## INSTRUCTIONS FOR THE TASK
Exactly as written and without the pictures, output the entries below.

Records contained in a dataset:
☆ ☆ ☆

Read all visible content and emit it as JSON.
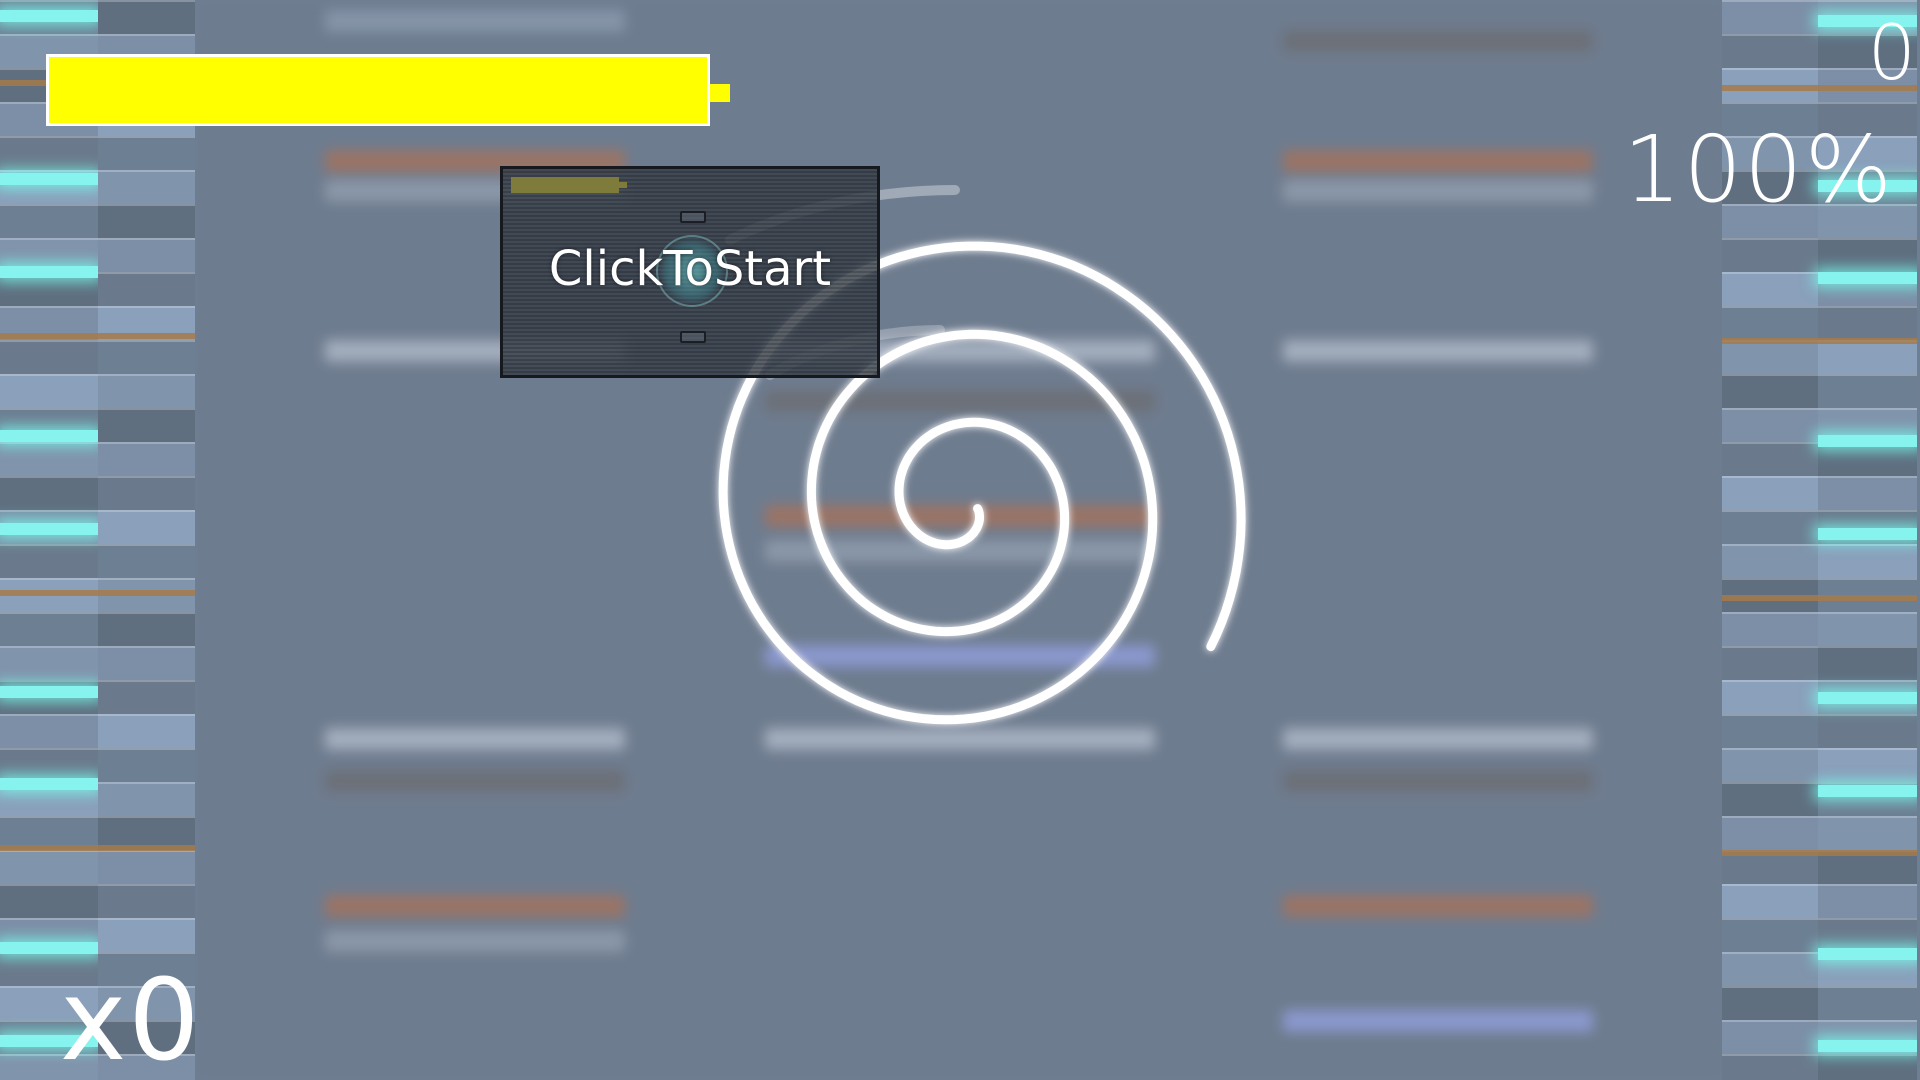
{
  "hud": {
    "score": "0",
    "accuracy": "100%",
    "combo": "x0",
    "health_fraction": 1.0
  },
  "start_panel": {
    "label": "ClickToStart"
  },
  "colors": {
    "health": "#ffff00",
    "note_glow": "#86f3ee",
    "background": "#6f7f93",
    "panel": "#373e48"
  },
  "icons": [
    "target-icon",
    "spiral-cursor-trail"
  ]
}
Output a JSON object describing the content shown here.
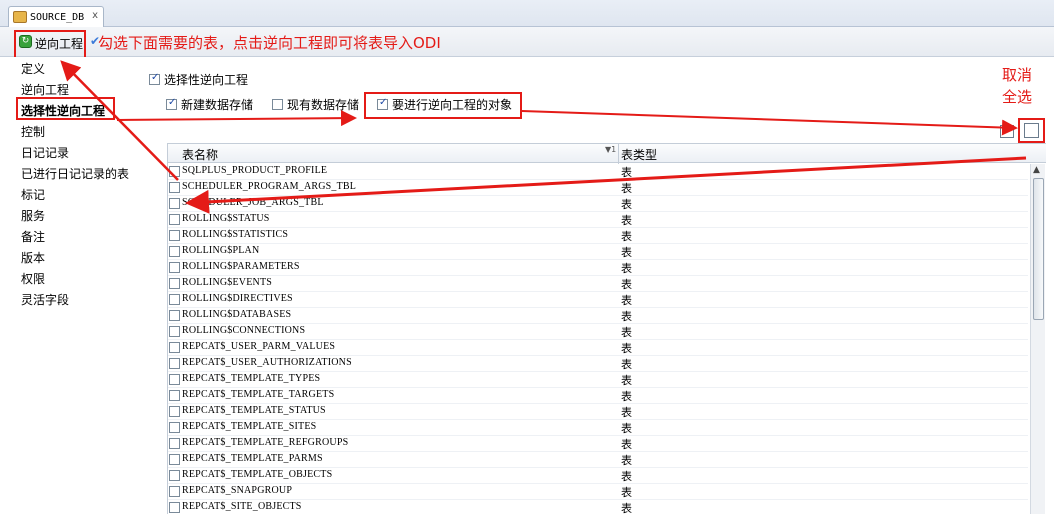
{
  "tab": {
    "label": "SOURCE_DB",
    "close": "x"
  },
  "toolbar": {
    "reverse_btn_label": "逆向工程",
    "instruction": "勾选下面需要的表，点击逆向工程即可将表导入ODI"
  },
  "nav": {
    "items": [
      "定义",
      "逆向工程",
      "选择性逆向工程",
      "控制",
      "日记记录",
      "已进行日记记录的表",
      "标记",
      "服务",
      "备注",
      "版本",
      "权限",
      "灵活字段"
    ],
    "selected_index": 2
  },
  "options": {
    "selective_reverse": {
      "label": "选择性逆向工程",
      "checked": true
    },
    "new_datastores": {
      "label": "新建数据存储",
      "checked": true
    },
    "existing_datastores": {
      "label": "现有数据存储",
      "checked": false
    },
    "objects_to_reverse": {
      "label": "要进行逆向工程的对象",
      "checked": true
    }
  },
  "annotations": {
    "cancel_select_all": [
      "取消",
      "全选"
    ],
    "color": "#e41b17"
  },
  "table": {
    "columns": [
      "表名称",
      "表类型"
    ],
    "sort_indicator": "▼1",
    "rows": [
      {
        "name": "SQLPLUS_PRODUCT_PROFILE",
        "type": "表"
      },
      {
        "name": "SCHEDULER_PROGRAM_ARGS_TBL",
        "type": "表"
      },
      {
        "name": "SCHEDULER_JOB_ARGS_TBL",
        "type": "表"
      },
      {
        "name": "ROLLING$STATUS",
        "type": "表"
      },
      {
        "name": "ROLLING$STATISTICS",
        "type": "表"
      },
      {
        "name": "ROLLING$PLAN",
        "type": "表"
      },
      {
        "name": "ROLLING$PARAMETERS",
        "type": "表"
      },
      {
        "name": "ROLLING$EVENTS",
        "type": "表"
      },
      {
        "name": "ROLLING$DIRECTIVES",
        "type": "表"
      },
      {
        "name": "ROLLING$DATABASES",
        "type": "表"
      },
      {
        "name": "ROLLING$CONNECTIONS",
        "type": "表"
      },
      {
        "name": "REPCAT$_USER_PARM_VALUES",
        "type": "表"
      },
      {
        "name": "REPCAT$_USER_AUTHORIZATIONS",
        "type": "表"
      },
      {
        "name": "REPCAT$_TEMPLATE_TYPES",
        "type": "表"
      },
      {
        "name": "REPCAT$_TEMPLATE_TARGETS",
        "type": "表"
      },
      {
        "name": "REPCAT$_TEMPLATE_STATUS",
        "type": "表"
      },
      {
        "name": "REPCAT$_TEMPLATE_SITES",
        "type": "表"
      },
      {
        "name": "REPCAT$_TEMPLATE_REFGROUPS",
        "type": "表"
      },
      {
        "name": "REPCAT$_TEMPLATE_PARMS",
        "type": "表"
      },
      {
        "name": "REPCAT$_TEMPLATE_OBJECTS",
        "type": "表"
      },
      {
        "name": "REPCAT$_SNAPGROUP",
        "type": "表"
      },
      {
        "name": "REPCAT$_SITE_OBJECTS",
        "type": "表"
      }
    ]
  }
}
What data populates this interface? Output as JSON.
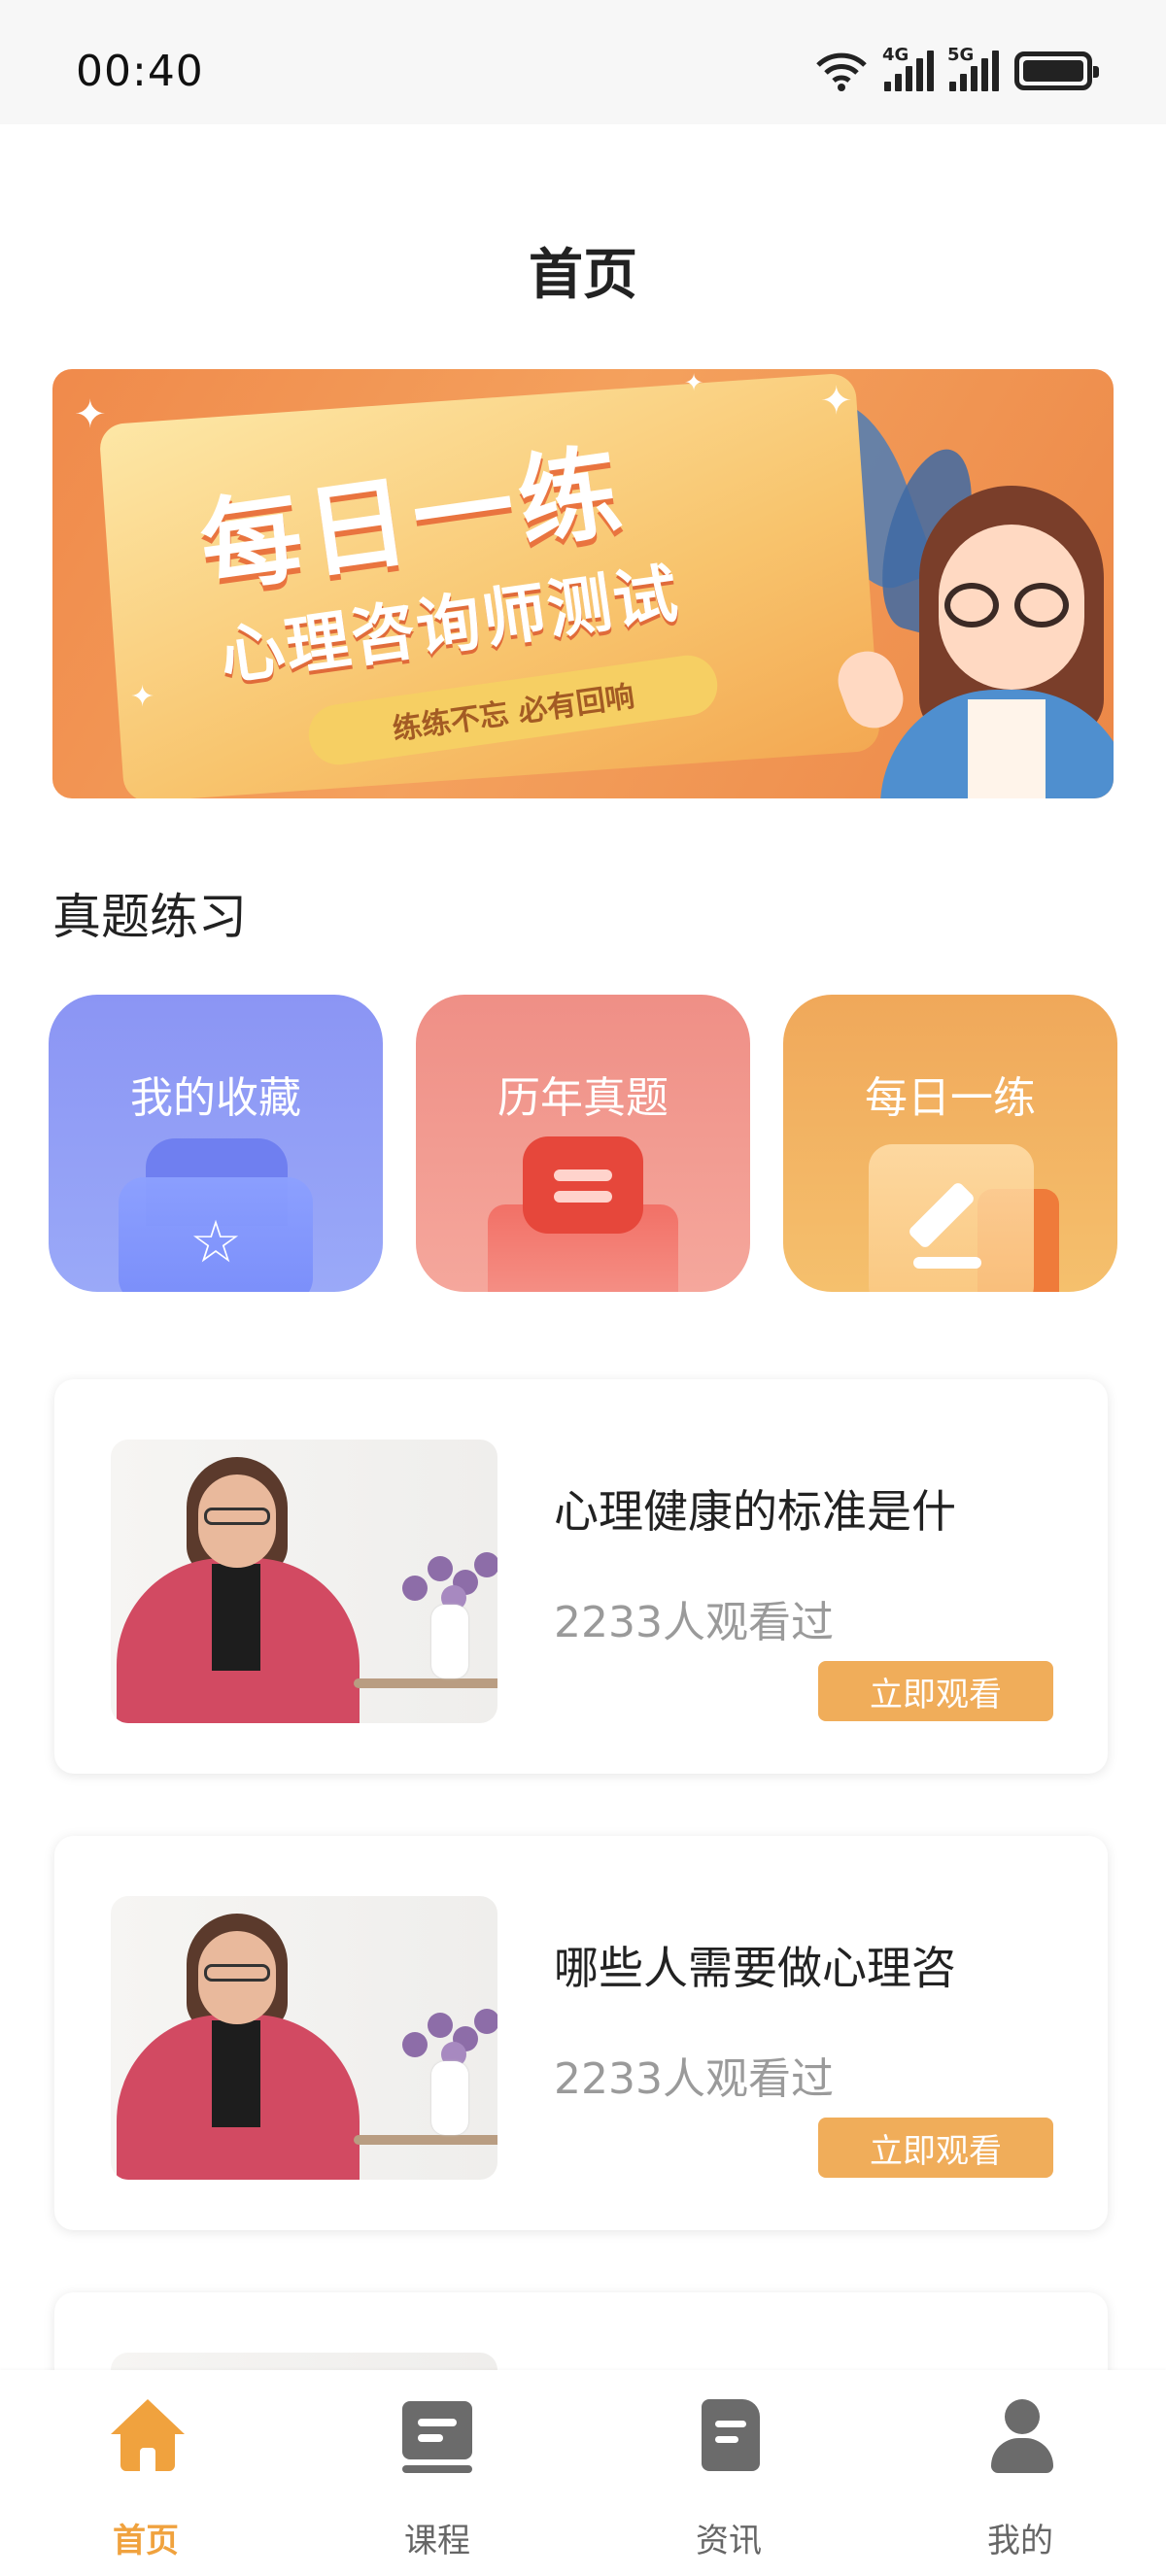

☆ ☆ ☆

## WRITTEN SOLUTION
Read all visible content and emit it as JSON.
{
  "hud": {
    "score": "0",
    "accuracy": "100%",
    "combo": "x0",
    "health_fraction": 1.0
  },
  "start_panel": {
    "label": "ClickToStart"
  },
  "colors": {
    "health": "#ffff00",
    "note_glow": "#86f3ee",
    "background": "#6f7f93",
    "panel": "#373e48"
  },
  "icons": [
    "target-icon",
    "spiral-cursor-trail"
  ]
}
Output a JSON object describing the content shown here.
{
  "tab": {
    "label": "SOURCE_DB",
    "close": "x"
  },
  "toolbar": {
    "reverse_btn_label": "逆向工程",
    "instruction": "勾选下面需要的表，点击逆向工程即可将表导入ODI"
  },
  "nav": {
    "items": [
      "定义",
      "逆向工程",
      "选择性逆向工程",
      "控制",
      "日记记录",
      "已进行日记记录的表",
      "标记",
      "服务",
      "备注",
      "版本",
      "权限",
      "灵活字段"
    ],
    "selected_index": 2
  },
  "options": {
    "selective_reverse": {
      "label": "选择性逆向工程",
      "checked": true
    },
    "new_datastores": {
      "label": "新建数据存储",
      "checked": true
    },
    "existing_datastores": {
      "label": "现有数据存储",
      "checked": false
    },
    "objects_to_reverse": {
      "label": "要进行逆向工程的对象",
      "checked": true
    }
  },
  "annotations": {
    "cancel_select_all": [
      "取消",
      "全选"
    ],
    "color": "#e41b17"
  },
  "table": {
    "columns": [
      "表名称",
      "表类型"
    ],
    "sort_indicator": "▼1",
    "rows": [
      {
        "name": "SQLPLUS_PRODUCT_PROFILE",
        "type": "表"
      },
      {
        "name": "SCHEDULER_PROGRAM_ARGS_TBL",
        "type": "表"
      },
      {
        "name": "SCHEDULER_JOB_ARGS_TBL",
        "type": "表"
      },
      {
        "name": "ROLLING$STATUS",
        "type": "表"
      },
      {
        "name": "ROLLING$STATISTICS",
        "type": "表"
      },
      {
        "name": "ROLLING$PLAN",
        "type": "表"
      },
      {
        "name": "ROLLING$PARAMETERS",
        "type": "表"
      },
      {
        "name": "ROLLING$EVENTS",
        "type": "表"
      },
      {
        "name": "ROLLING$DIRECTIVES",
        "type": "表"
      },
      {
        "name": "ROLLING$DATABASES",
        "type": "表"
      },
      {
        "name": "ROLLING$CONNECTIONS",
        "type": "表"
      },
      {
        "name": "REPCAT$_USER_PARM_VALUES",
        "type": "表"
      },
      {
        "name": "REPCAT$_USER_AUTHORIZATIONS",
        "type": "表"
      },
      {
        "name": "REPCAT$_TEMPLATE_TYPES",
        "type": "表"
      },
      {
        "name": "REPCAT$_TEMPLATE_TARGETS",
        "type": "表"
      },
      {
        "name": "REPCAT$_TEMPLATE_STATUS",
        "type": "表"
      },
      {
        "name": "REPCAT$_TEMPLATE_SITES",
        "type": "表"
      },
      {
        "name": "REPCAT$_TEMPLATE_REFGROUPS",
        "type": "表"
      },
      {
        "name": "REPCAT$_TEMPLATE_PARMS",
        "type": "表"
      },
      {
        "name": "REPCAT$_TEMPLATE_OBJECTS",
        "type": "表"
      },
      {
        "name": "REPCAT$_SNAPGROUP",
        "type": "表"
      },
      {
        "name": "REPCAT$_SITE_OBJECTS",
        "type": "表"
      }
    ]
  }
}
What data populates this interface? Output as JSON.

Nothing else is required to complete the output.